“Cool clock, Ahmed. Want to bring it to the White House? We should inspire more kids like you to like science. It’s what makes America great,” tweeted Obama.
Mohamed also received invitations to meet Facebook CEO Mark Zuckerberg and go to NASA and MIT.
Twitter has offered him an internship. TV hosts Stephen Colbert and Ellen DenGeneres have called him.
But is the whole invention a sham?
In a YouTube video that received hundreds of thousands of views in just the first 24 hours, electrical expert Thomas Talbot dissects a photo of Mohamed’s clock.
“This child, nothing against him personally, never built a clock,” said Talbot in the video that runs less than four minutes. “He did not invent a clock or build it, and I’m going to show you why.”
Talbot says an expert view of Mohamed’s clock makes it very clear what the Texas high-school student did.
“What this is is a commercial alarm clock, as you would purchase in any department store and use at your bedside,” Talbot explained. “All he did was remove the plastic case from the alarm clock. This is not an invention. This is not something that someone built or even assembled.”
He then lists several reasons for his conclusion.
“If someone had really made a clock, this circuitry would not look like this. First of all, this transformer is for a 120 volt line. People who do ‘maker’ things do not tend to use AC power because it’s a bit more dangerous and there’s no reason to do it. You can use batteries,” Talbot said.
Next, he spots something fishy with the circuit boards.
“These are manufactured, printed circuit boards, with printed circuit board circuits with a micro-controller in the middle,” Talbot said. “Those manufactured boards are used in manufactured products or professional engineer sample runs.”
He found even more alleged red flags.
“The ribbon cables in between these are also indicative of a manufactured product.
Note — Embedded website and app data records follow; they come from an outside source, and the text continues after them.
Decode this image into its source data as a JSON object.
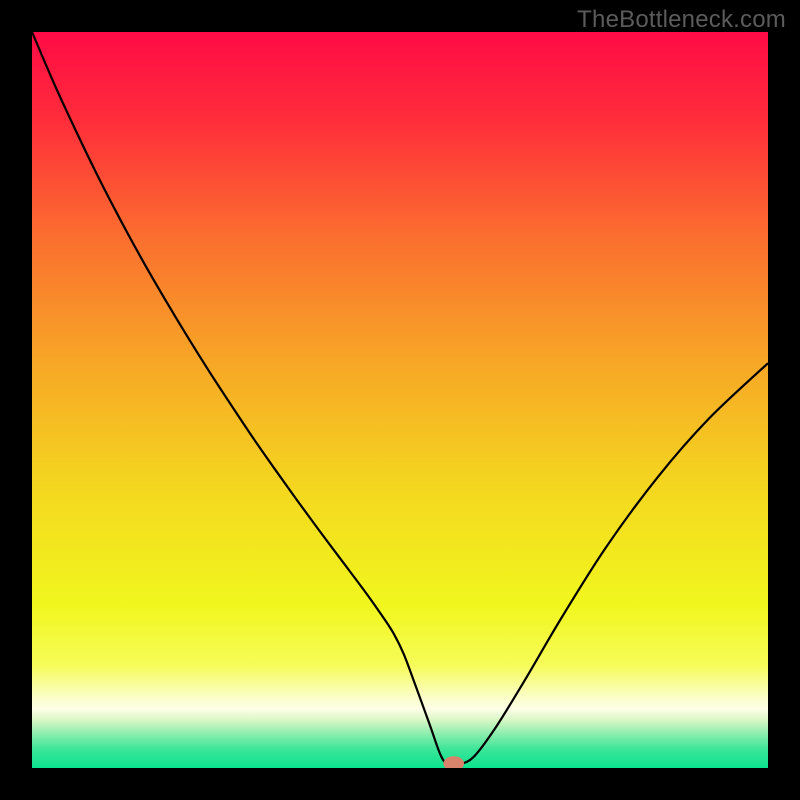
{
  "watermark": "TheBottleneck.com",
  "chart_data": {
    "type": "line",
    "title": "",
    "xlabel": "",
    "ylabel": "",
    "xlim": [
      0,
      100
    ],
    "ylim": [
      0,
      100
    ],
    "background_gradient": {
      "stops": [
        {
          "offset": 0.0,
          "color": "#ff0b46"
        },
        {
          "offset": 0.12,
          "color": "#ff2d3a"
        },
        {
          "offset": 0.28,
          "color": "#fb6f2f"
        },
        {
          "offset": 0.45,
          "color": "#f7a726"
        },
        {
          "offset": 0.62,
          "color": "#f4d71f"
        },
        {
          "offset": 0.78,
          "color": "#f1f71e"
        },
        {
          "offset": 0.86,
          "color": "#f6fc58"
        },
        {
          "offset": 0.905,
          "color": "#fbfeca"
        },
        {
          "offset": 0.92,
          "color": "#fdfee7"
        },
        {
          "offset": 0.935,
          "color": "#d8f7c4"
        },
        {
          "offset": 0.955,
          "color": "#86edac"
        },
        {
          "offset": 0.975,
          "color": "#3be598"
        },
        {
          "offset": 1.0,
          "color": "#0be38f"
        }
      ]
    },
    "series": [
      {
        "name": "bottleneck-curve",
        "color": "#000000",
        "x": [
          0,
          3,
          6,
          9,
          12,
          15,
          18,
          21,
          24,
          27,
          30,
          33,
          36,
          39,
          42,
          45,
          47,
          49,
          50.5,
          52,
          54,
          55.5,
          56.5,
          58,
          60,
          63,
          67,
          72,
          78,
          85,
          92,
          100
        ],
        "y": [
          100,
          93,
          86.5,
          80.3,
          74.5,
          69,
          63.8,
          58.8,
          54,
          49.4,
          44.9,
          40.6,
          36.4,
          32.3,
          28.3,
          24.3,
          21.5,
          18.5,
          15.5,
          11.5,
          6.0,
          1.8,
          0.5,
          0.5,
          1.5,
          5.5,
          12.0,
          20.5,
          30.0,
          39.5,
          47.5,
          55.0
        ]
      }
    ],
    "marker": {
      "name": "optimum-point",
      "x": 57.3,
      "y": 0.6,
      "color": "#d8836c",
      "rx": 1.4,
      "ry": 1.0
    }
  }
}
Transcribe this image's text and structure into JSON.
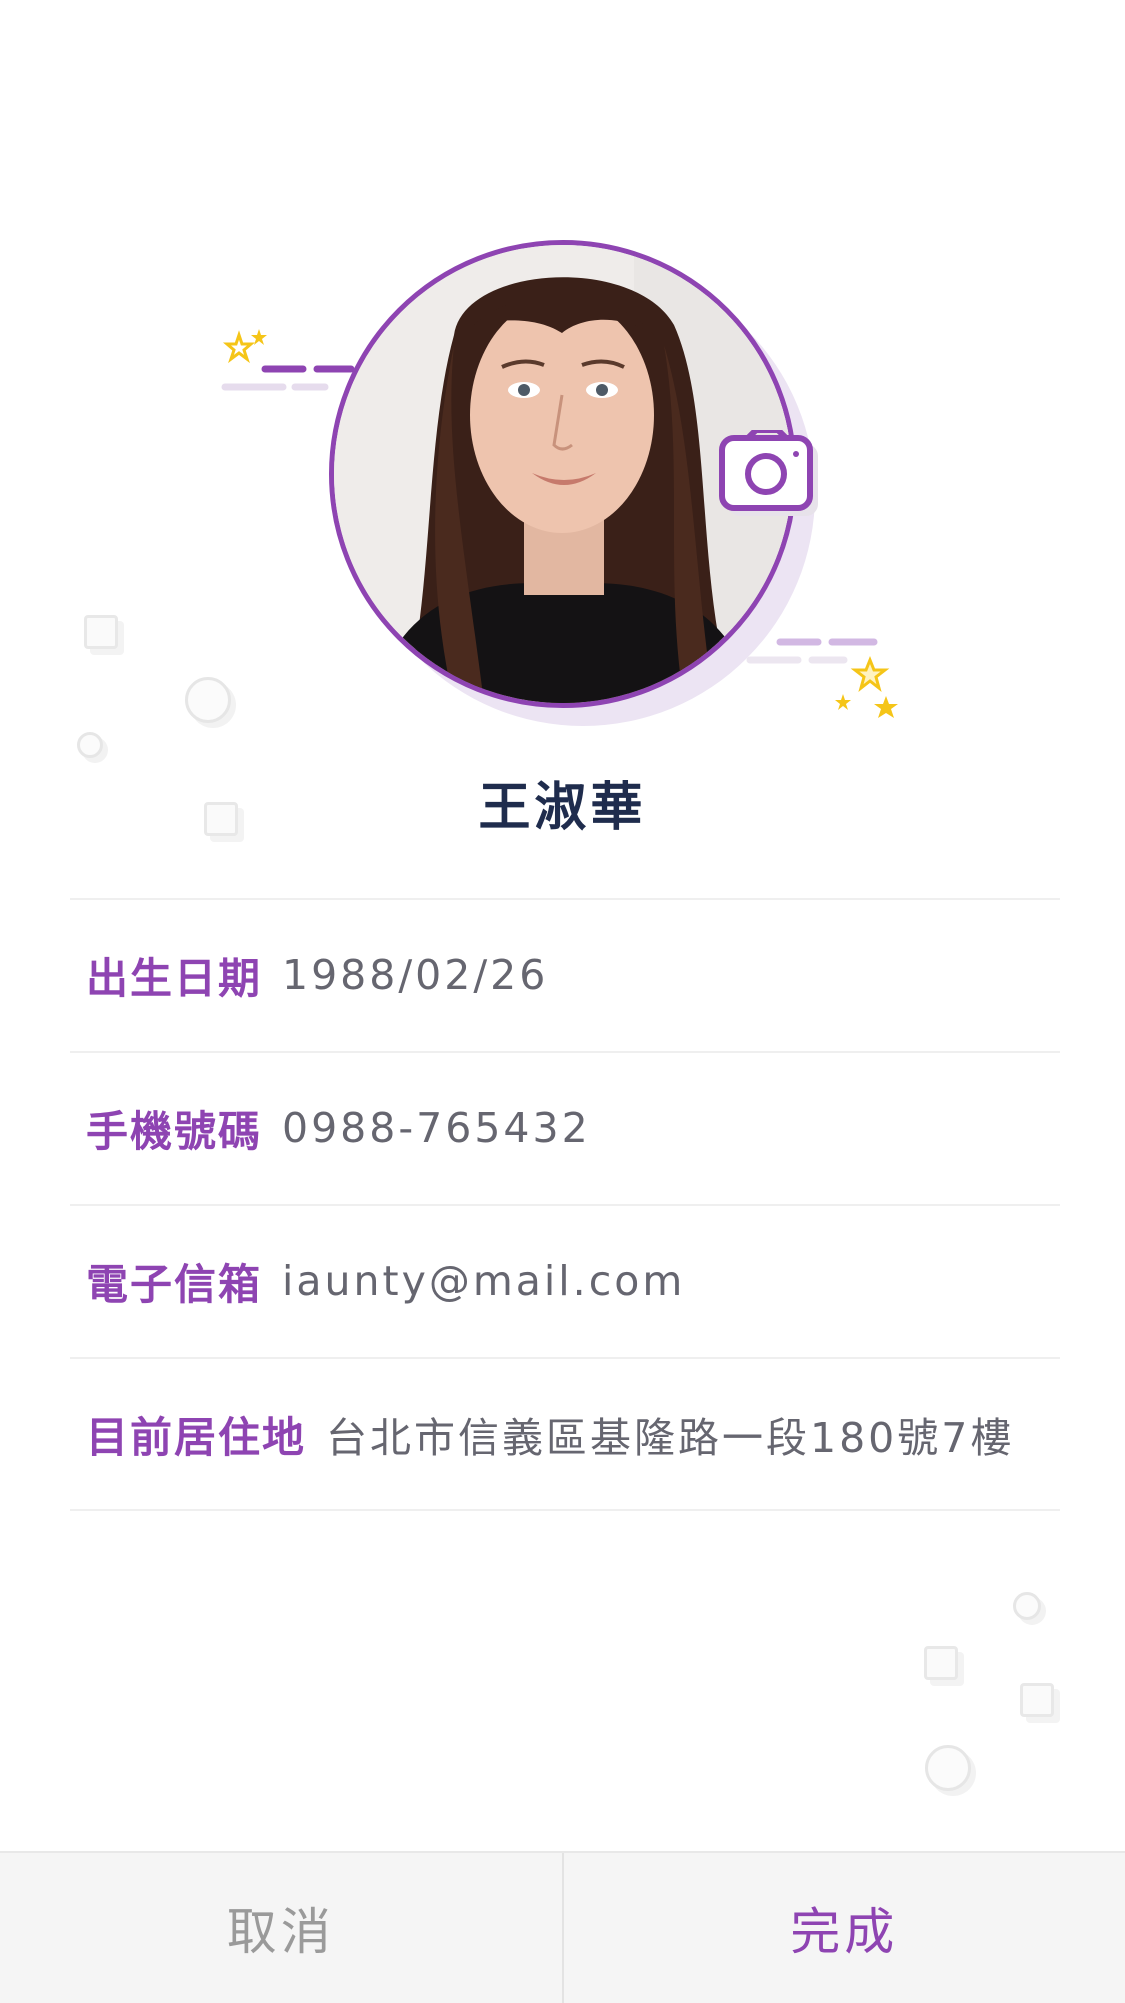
{
  "profile": {
    "name": "王淑華",
    "avatar_icon": "portrait-photo",
    "camera_icon": "camera-icon"
  },
  "fields": [
    {
      "label": "出生日期",
      "value": "1988/02/26"
    },
    {
      "label": "手機號碼",
      "value": "0988-765432"
    },
    {
      "label": "電子信箱",
      "value": "iaunty@mail.com"
    },
    {
      "label": "目前居住地",
      "value": "台北市信義區基隆路一段180號7樓"
    }
  ],
  "actions": {
    "cancel_label": "取消",
    "done_label": "完成"
  },
  "colors": {
    "accent": "#8e44b2",
    "name_text": "#1f2c4d",
    "value_text": "#666670",
    "star": "#f5c518"
  }
}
As a matter of fact, commercial clocks tend to have 9-volt battery backup and this even has the 9-volt battery backup,” he said, adding: “This was put in here to look like a device – with these cables and cords – this was put in here to look like a device that would be suspicious and, I think, intentionally so.”
He continued, “I see no evidence that this is any creation whatsoever or that there was any modification or even assembly of anything, to have made things out of a kit for example. This is simply taking a clock out of its case.”
Talbot then shows a picture of crude clock he created and later improved upon to show the difference between inventors’ and commercial products.
“It’s on a protoboard, where you can attach wires to a micro-controller,” he said. “Something like this is much more likely to be something you would see if someone had actually made anything.”
He is quick to point out young kids are capable of great inventions. But this just isn’t one of them.
“I’ve worked with kids in contests who have actually built things. I’ve seen 12-year-olds and 14-year-olds make amazing things on their own,” he said. “Unfortunately, whether it fits your narrative or whatever you want to believe or not, this particular child down in Texas did not make anything. He did not make a clock. He simply took something out of the casing.”
“People should not recognize this as an invention and recognize this child as an inventor for this particular creation when plenty of other kids have invented things,” added Talbot.
“So if you thought this kid made an invention, you’ve been fooled,” he concluded.